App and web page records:

»»

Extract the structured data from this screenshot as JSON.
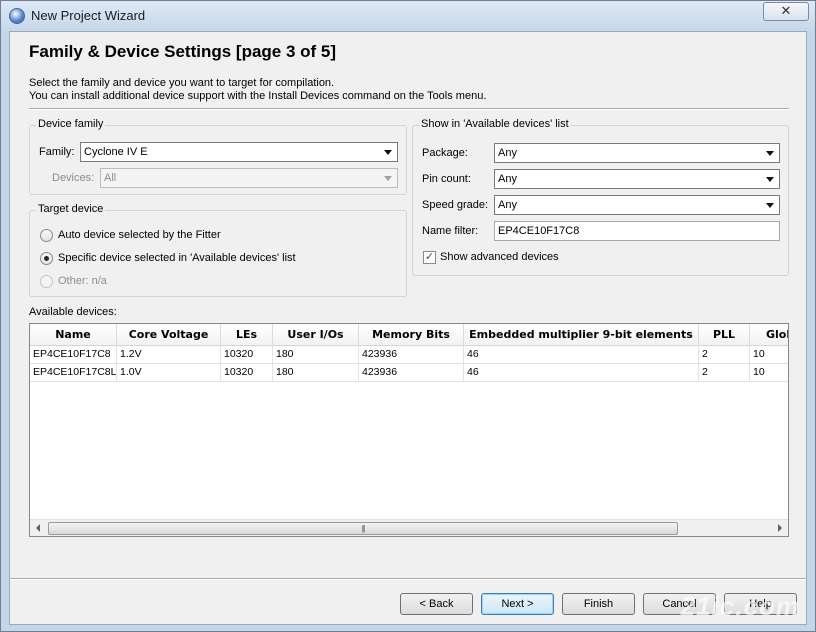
{
  "window": {
    "title": "New Project Wizard",
    "close_label": "✕"
  },
  "header": {
    "title": "Family & Device Settings [page 3 of 5]",
    "description_line1": "Select the family and device you want to target for compilation.",
    "description_line2": "You can install additional device support with the Install Devices command on the Tools menu."
  },
  "device_family": {
    "group_label": "Device family",
    "family_label": "Family:",
    "family_value": "Cyclone IV E",
    "devices_label": "Devices:",
    "devices_value": "All"
  },
  "target_device": {
    "group_label": "Target device",
    "options": [
      {
        "label": "Auto device selected by the Fitter",
        "checked": false,
        "enabled": true
      },
      {
        "label": "Specific device selected in 'Available devices' list",
        "checked": true,
        "enabled": true
      },
      {
        "label": "Other:  n/a",
        "checked": false,
        "enabled": false
      }
    ]
  },
  "show_in_list": {
    "group_label": "Show in 'Available devices' list",
    "package_label": "Package:",
    "package_value": "Any",
    "pin_count_label": "Pin count:",
    "pin_count_value": "Any",
    "speed_grade_label": "Speed grade:",
    "speed_grade_value": "Any",
    "name_filter_label": "Name filter:",
    "name_filter_value": "EP4CE10F17C8",
    "show_advanced_label": "Show advanced devices",
    "show_advanced_checked": true
  },
  "available_devices": {
    "label": "Available devices:",
    "columns": [
      "Name",
      "Core Voltage",
      "LEs",
      "User I/Os",
      "Memory Bits",
      "Embedded multiplier 9-bit elements",
      "PLL",
      "Glob"
    ],
    "rows": [
      [
        "EP4CE10F17C8",
        "1.2V",
        "10320",
        "180",
        "423936",
        "46",
        "2",
        "10"
      ],
      [
        "EP4CE10F17C8L",
        "1.0V",
        "10320",
        "180",
        "423936",
        "46",
        "2",
        "10"
      ]
    ],
    "scroll_thumb_grip": "|||"
  },
  "buttons": {
    "back": "< Back",
    "next": "Next >",
    "finish": "Finish",
    "cancel": "Cancel",
    "help": "Help"
  },
  "watermark": "21ic.com"
}
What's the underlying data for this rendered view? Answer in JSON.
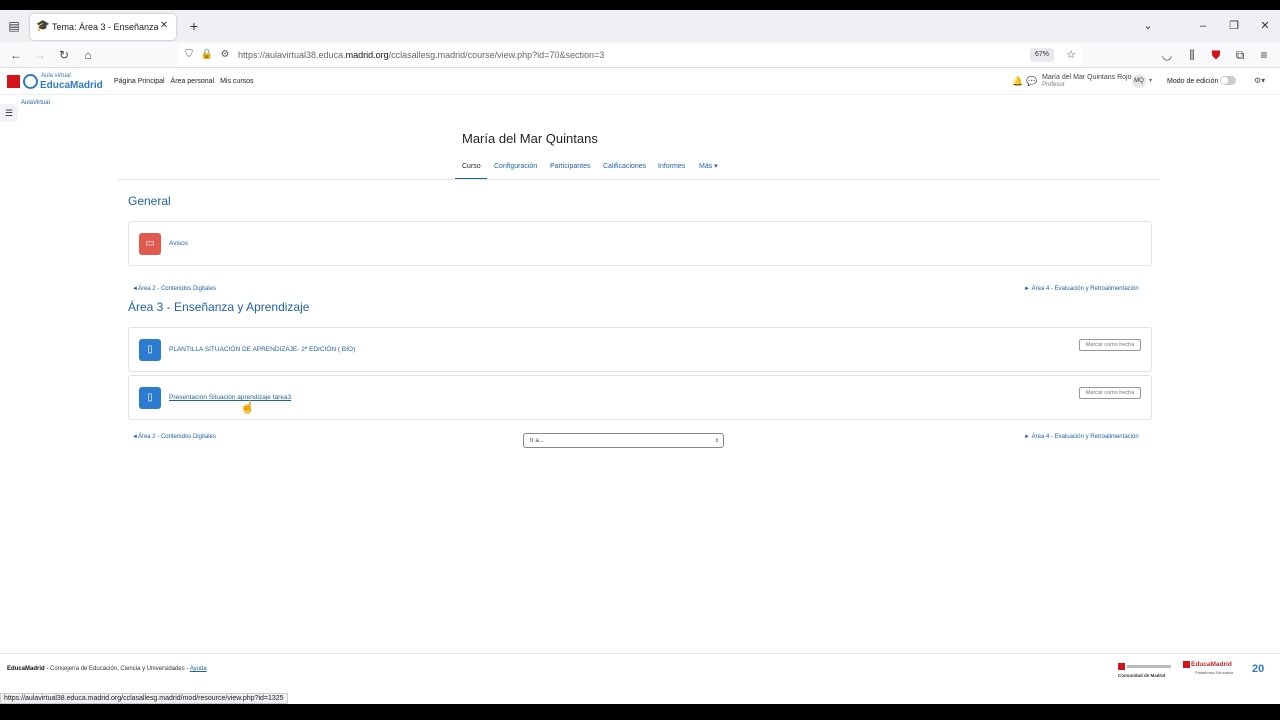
{
  "browser": {
    "tab_title": "Tema: Área 3 - Enseñanza y Aprendizaje",
    "url_prefix": "https://aulavirtual38.educa.",
    "url_domain": "madrid.org",
    "url_path": "/cclasallesg.madrid/course/view.php?id=70&section=3",
    "zoom": "67%",
    "status_url": "https://aulavirtual38.educa.madrid.org/cclasallesg.madrid/mod/resource/view.php?id=1325"
  },
  "site": {
    "logo_small": "Aula virtual",
    "logo_big": "EducaMadrid",
    "nav": [
      "Página Principal",
      "Área personal",
      "Mis cursos"
    ],
    "user_name": "María del Mar Quintans Rojo",
    "user_role": "Profesor",
    "avatar_initials": "MQ",
    "edit_mode_label": "Modo de edición"
  },
  "breadcrumb": "AulaVirtual",
  "course": {
    "title": "María del Mar Quintans",
    "tabs": [
      "Curso",
      "Configuración",
      "Participantes",
      "Calificaciones",
      "Informes",
      "Más ▾"
    ]
  },
  "general": {
    "heading": "General",
    "activity": "Avisos"
  },
  "nav_links": {
    "prev": "◄Área 2 - Contenidos Digitales",
    "next": "► Área 4 - Evaluación y Retroalimentación"
  },
  "section": {
    "heading": "Área 3 - Enseñanza y Aprendizaje",
    "activities": [
      {
        "name": "PLANTILLA SITUACIÓN DE APRENDIZAJE- 2ª EDICIÓN ( BIO)",
        "button": "Marcar como hecha"
      },
      {
        "name": "Presentación Situación aprendizaje tarea3",
        "button": "Marcar como hecha"
      }
    ]
  },
  "jump_select": "Ir a...",
  "footer": {
    "brand": "EducaMadrid",
    "text": " - Consejería de Educación, Ciencia y Universidades - ",
    "help": "Ayuda",
    "logo1": "Comunidad de Madrid",
    "logo2": "EducaMadrid",
    "logo2_sub": "Plataforma Educativa",
    "logo3": "20"
  }
}
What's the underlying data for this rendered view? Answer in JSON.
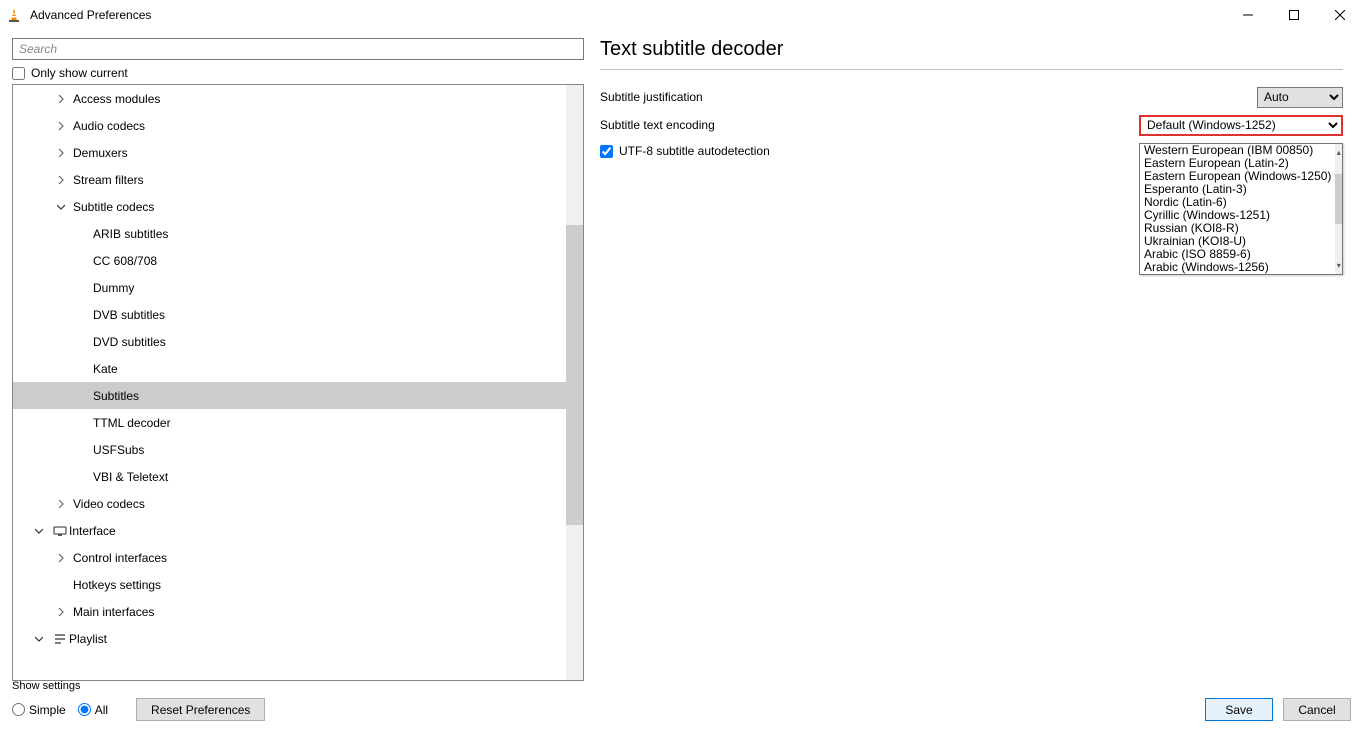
{
  "window": {
    "title": "Advanced Preferences"
  },
  "search": {
    "placeholder": "Search"
  },
  "only_show_current_label": "Only show current",
  "tree": [
    {
      "label": "Access modules",
      "level": 2,
      "chevron": "right"
    },
    {
      "label": "Audio codecs",
      "level": 2,
      "chevron": "right"
    },
    {
      "label": "Demuxers",
      "level": 2,
      "chevron": "right"
    },
    {
      "label": "Stream filters",
      "level": 2,
      "chevron": "right"
    },
    {
      "label": "Subtitle codecs",
      "level": 2,
      "chevron": "down"
    },
    {
      "label": "ARIB subtitles",
      "level": 3,
      "chevron": ""
    },
    {
      "label": "CC 608/708",
      "level": 3,
      "chevron": ""
    },
    {
      "label": "Dummy",
      "level": 3,
      "chevron": ""
    },
    {
      "label": "DVB subtitles",
      "level": 3,
      "chevron": ""
    },
    {
      "label": "DVD subtitles",
      "level": 3,
      "chevron": ""
    },
    {
      "label": "Kate",
      "level": 3,
      "chevron": ""
    },
    {
      "label": "Subtitles",
      "level": 3,
      "chevron": "",
      "selected": true
    },
    {
      "label": "TTML decoder",
      "level": 3,
      "chevron": ""
    },
    {
      "label": "USFSubs",
      "level": 3,
      "chevron": ""
    },
    {
      "label": "VBI & Teletext",
      "level": 3,
      "chevron": ""
    },
    {
      "label": "Video codecs",
      "level": 2,
      "chevron": "right"
    },
    {
      "label": "Interface",
      "level": 1,
      "chevron": "down",
      "icon": "interface"
    },
    {
      "label": "Control interfaces",
      "level": 2,
      "chevron": "right"
    },
    {
      "label": "Hotkeys settings",
      "level": 2,
      "chevron": ""
    },
    {
      "label": "Main interfaces",
      "level": 2,
      "chevron": "right"
    },
    {
      "label": "Playlist",
      "level": 1,
      "chevron": "down",
      "icon": "playlist"
    }
  ],
  "panel": {
    "title": "Text subtitle decoder",
    "justification_label": "Subtitle justification",
    "justification_value": "Auto",
    "encoding_label": "Subtitle text encoding",
    "encoding_value": "Default (Windows-1252)",
    "utf8_label": "UTF-8 subtitle autodetection",
    "encoding_options": [
      "Western European (IBM 00850)",
      "Eastern European (Latin-2)",
      "Eastern European (Windows-1250)",
      "Esperanto (Latin-3)",
      "Nordic (Latin-6)",
      "Cyrillic (Windows-1251)",
      "Russian (KOI8-R)",
      "Ukrainian (KOI8-U)",
      "Arabic (ISO 8859-6)",
      "Arabic (Windows-1256)"
    ]
  },
  "bottom": {
    "show_settings_label": "Show settings",
    "simple_label": "Simple",
    "all_label": "All",
    "reset_label": "Reset Preferences",
    "save_label": "Save",
    "cancel_label": "Cancel"
  }
}
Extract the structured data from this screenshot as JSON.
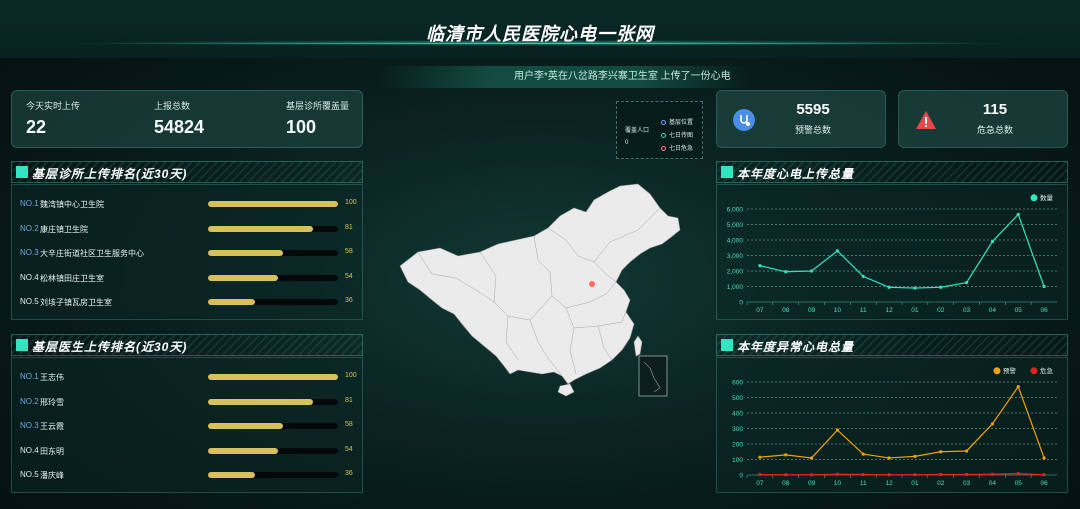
{
  "header": {
    "title": "临清市人民医院心电一张网"
  },
  "marquee": {
    "text": "用户李*英在八岔路李兴寨卫生室 上传了一份心电"
  },
  "stats": {
    "today_label": "今天实时上传",
    "today_value": "22",
    "total_label": "上报总数",
    "total_value": "54824",
    "coverage_label": "基层诊所覆盖量",
    "coverage_value": "100"
  },
  "alerts": {
    "warning_value": "5595",
    "warning_label": "预警总数",
    "danger_value": "115",
    "danger_label": "危急总数"
  },
  "map_legend": {
    "title": "覆盖人口",
    "value": "0",
    "items": [
      {
        "label": "基层位置",
        "color": "#7aa2f7"
      },
      {
        "label": "七日传图",
        "color": "#4fd1a5"
      },
      {
        "label": "七日危急",
        "color": "#ff7a90"
      }
    ]
  },
  "clinic_ranking": {
    "title": "基层诊所上传排名(近30天)",
    "items": [
      {
        "no": "NO.1",
        "name": "魏湾镇中心卫生院",
        "value": 100,
        "value_text": "100"
      },
      {
        "no": "NO.2",
        "name": "康庄镇卫生院",
        "value": 81,
        "value_text": "81"
      },
      {
        "no": "NO.3",
        "name": "大辛庄街道社区卫生服务中心",
        "value": 58,
        "value_text": "58"
      },
      {
        "no": "NO.4",
        "name": "松林镇田庄卫生室",
        "value": 54,
        "value_text": "54"
      },
      {
        "no": "NO.5",
        "name": "刘垓子镇瓦房卫生室",
        "value": 36,
        "value_text": "36"
      }
    ]
  },
  "doctor_ranking": {
    "title": "基层医生上传排名(近30天)",
    "items": [
      {
        "no": "NO.1",
        "name": "王志伟",
        "value": 100,
        "value_text": "100"
      },
      {
        "no": "NO.2",
        "name": "邢玲雪",
        "value": 81,
        "value_text": "81"
      },
      {
        "no": "NO.3",
        "name": "王云霞",
        "value": 58,
        "value_text": "58"
      },
      {
        "no": "NO.4",
        "name": "田东明",
        "value": 54,
        "value_text": "54"
      },
      {
        "no": "NO.5",
        "name": "潘庆峰",
        "value": 36,
        "value_text": "36"
      }
    ]
  },
  "chart_data": [
    {
      "type": "line",
      "title": "本年度心电上传总量",
      "categories": [
        "07",
        "08",
        "09",
        "10",
        "11",
        "12",
        "01",
        "02",
        "03",
        "04",
        "05",
        "06"
      ],
      "ylim": [
        0,
        6000
      ],
      "yticks": [
        "0",
        "1,000",
        "2,000",
        "3,000",
        "4,000",
        "5,000",
        "6,000"
      ],
      "grid": true,
      "legend_position": "top-right",
      "series": [
        {
          "name": "数量",
          "color": "#2fe6c0",
          "values": [
            2350,
            1950,
            2000,
            3300,
            1650,
            950,
            900,
            950,
            1250,
            3900,
            5650,
            1000
          ]
        }
      ]
    },
    {
      "type": "line",
      "title": "本年度异常心电总量",
      "categories": [
        "07",
        "08",
        "09",
        "10",
        "11",
        "12",
        "01",
        "02",
        "03",
        "04",
        "05",
        "06"
      ],
      "ylim": [
        0,
        600
      ],
      "yticks": [
        "0",
        "100",
        "200",
        "300",
        "400",
        "500",
        "600"
      ],
      "grid": true,
      "legend_position": "top-right",
      "series": [
        {
          "name": "预警",
          "color": "#f0a20c",
          "values": [
            115,
            130,
            110,
            290,
            135,
            110,
            120,
            150,
            155,
            330,
            570,
            110
          ]
        },
        {
          "name": "危急",
          "color": "#e8231f",
          "values": [
            3,
            2,
            2,
            5,
            3,
            2,
            2,
            3,
            3,
            5,
            9,
            2
          ]
        }
      ]
    }
  ]
}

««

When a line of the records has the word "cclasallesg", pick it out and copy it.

Output of the exercise
    "url_path": "/cclasallesg.madrid/course/view.php?id=70&section=3",
    "status_url": "https://aulavirtual38.educa.madrid.org/cclasallesg.madrid/mod/resource/view.php?id=1325"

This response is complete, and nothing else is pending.